The cliché is that artists and the journalists who cover them have a strained, salty relationship. Like many clichés, this is based on some truth.

But art journalists are crucial to the functioning of the art scene at any level. Art lovers — especially potential art buyers — live busy and varied lives. There are only so many hours in the day. Journalists dedicated to writing about artists and their works provide a much-needed service in connecting artists with their audience.

And keeping up with everything that’s going on in the art world is a challenge. Thinking more broadly about art and its role in modern society is as well.

So, here are 10 contemporary, influential art journalists whose job is staying abreast with the art world. Keeping an eye on what they are writing about will mean keeping in touch with what’s going on.

By Peter Letzelter-Smith

1. Tyler Green

A specialist in modern art, Green has been hosting the Modern Art Notes Podcast since 2011. The show has been recognized by the International Association of Art Critics (AICA-USA) for its contribution to the art world at large. According to The Wall Street Journal, Modern Art Notes is one of “the most influential of all visual arts blogs [and you] won’t find a better-informed art writer than Tyler Green.”

Discover more at @TylerGreenDC

2. Adrian Searle

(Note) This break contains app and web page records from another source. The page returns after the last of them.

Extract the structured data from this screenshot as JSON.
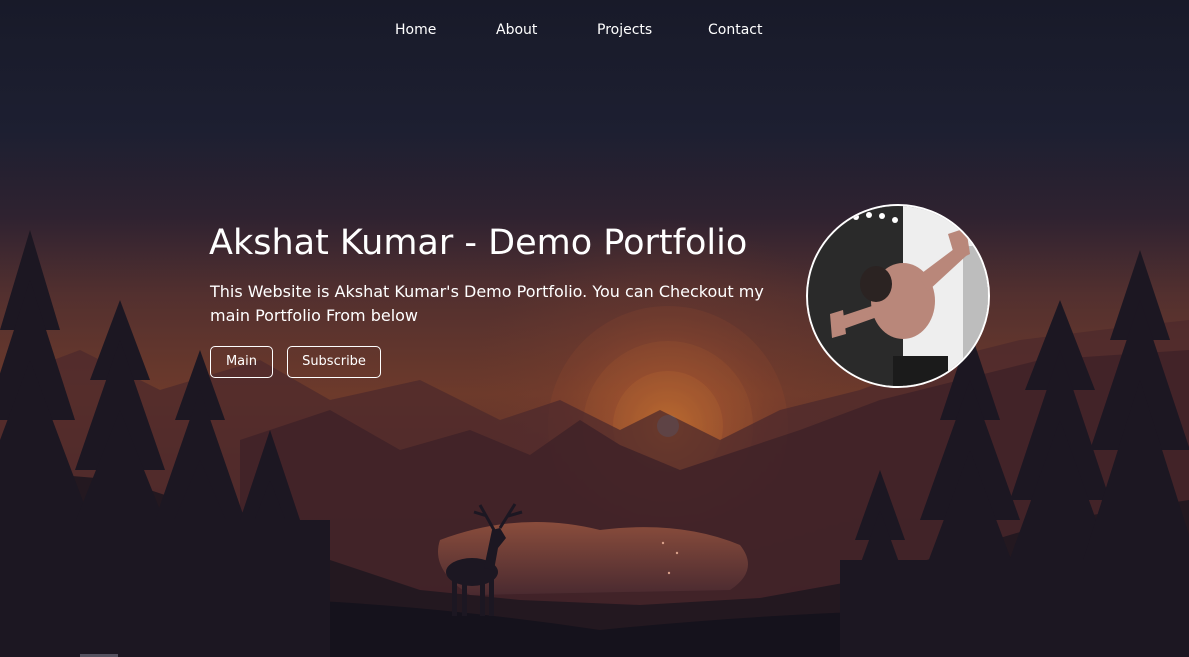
{
  "nav": {
    "items": [
      {
        "label": "Home"
      },
      {
        "label": "About"
      },
      {
        "label": "Projects"
      },
      {
        "label": "Contact"
      }
    ]
  },
  "hero": {
    "title": "Akshat Kumar - Demo Portfolio",
    "description": "This Website is Akshat Kumar's Demo Portfolio. You can Checkout my main Portfolio From below",
    "buttons": {
      "main_label": "Main",
      "subscribe_label": "Subscribe"
    }
  },
  "colors": {
    "sky_top": "#1b1c2c",
    "sky_glow": "#7a3d2a",
    "text": "#ffffff",
    "foreground": "#15121c"
  },
  "icons": {
    "avatar": "profile-photo"
  }
}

Holding down the fort as an art critic at The Guardian since 1996, Searle is also a painter by training, an academic, and a curator of exhibitions in the United Kingdom, United States, and Europe. He’s a preeminent source for what’s happening in the British art world.

Discover more at @SearleAdrian

3. Robin Cembalest

Transitioning from a traditional and wide-ranging role as a journalist, Cembalest is now a consultant on social media strategy for museums, galleries, and nonprofits. She was editor-in-chief at ARTnews until 2014 and is now one of the art world’s leaders in the social media sphere. She is also the driving force behind Niboristas, which creates networking and mentoring opportunities for young people from social backgrounds that the contemporary art world does not always open its doors to.

Discover more at @rcembalest

4. Jerry Saltz

He’s one of the best-known art critics in the world after years at The Village Voice — and since 2006, New York Magazine — and has been nominated three times for a Pulitzer Prize in his art criticism. Also known for his sharp, acerbic commentary and a few run-ins with the powers-that-be in the social media world (he actually got banned by Facebook).

Discover more at @jerrysaltz

5. Jonathan Jones

Another regular contributor to The Guardian, Jones has also been a judge for the Turner Prize, the BP Portrait Award, and appeared on the BBC’s Private Life of a Masterpiece. He’s known for his plainspoken verbal jabs at work he isn’t enthusiastic about, including an infamous tit-for-tat with the artist Grayson Perry.

6. Roberta Smith

She is one of the leading art critics and lecturers in the United States, with a regular column in the New York Times. She covers both institutional and outsider art and says, “… the great thing about art is that there’s more than you can ever know about, you can’t learn it all. And you’re lucky if you get to spend your lifetime trying to.”

Discover more at @robertasmithnyt

7. Jason Farago

A contributor to The London Review of Books, n+1, Dissent, Frieze, and The Guardian, Farago is an art historian by training who was an expatriate in London for years. Now based in New York, he writes for the New York Times and edits the art magazine Even.

Discover more at @jsf

8. James Elkins

A serious historian and theorist, Elkins writes not only academic works on fine art but also uses his webpage and other social media outlets as a forum for sharing his broad observations about the art world. His latest book is What Heaven Looks Like (Laboratory Books, 2017).

Discover more at @jameselkins

9. Christopher Knight

The longtime resident art critic for the Los Angeles Times, Knight has been a finalist for the Pulitzer Prize three times and was featured in the documentary The Art of the Steal. He covers the global art scene while concentrating on what’s afoot in California.

Discover more

10. Rebecca Solnit  & Adam Gopnik

Neither Solnit nor Gopnik are full-time art journalists but are influential writers who do regularly write about art, oftentimes bringing an outsider’s perspective to the sometimes insular world of contemporary art. Solnit is a contributing editor at Harper’s and her writings about a broad range of subjects have been published in numerous publications. She has also written museum catalogs and anthologies. Gopnik has been a staff writer at the New Yorker since the 1980s and is deeply aware of the New York cultural scene.

Discover more at @rebecca.sonit & @adamgopnik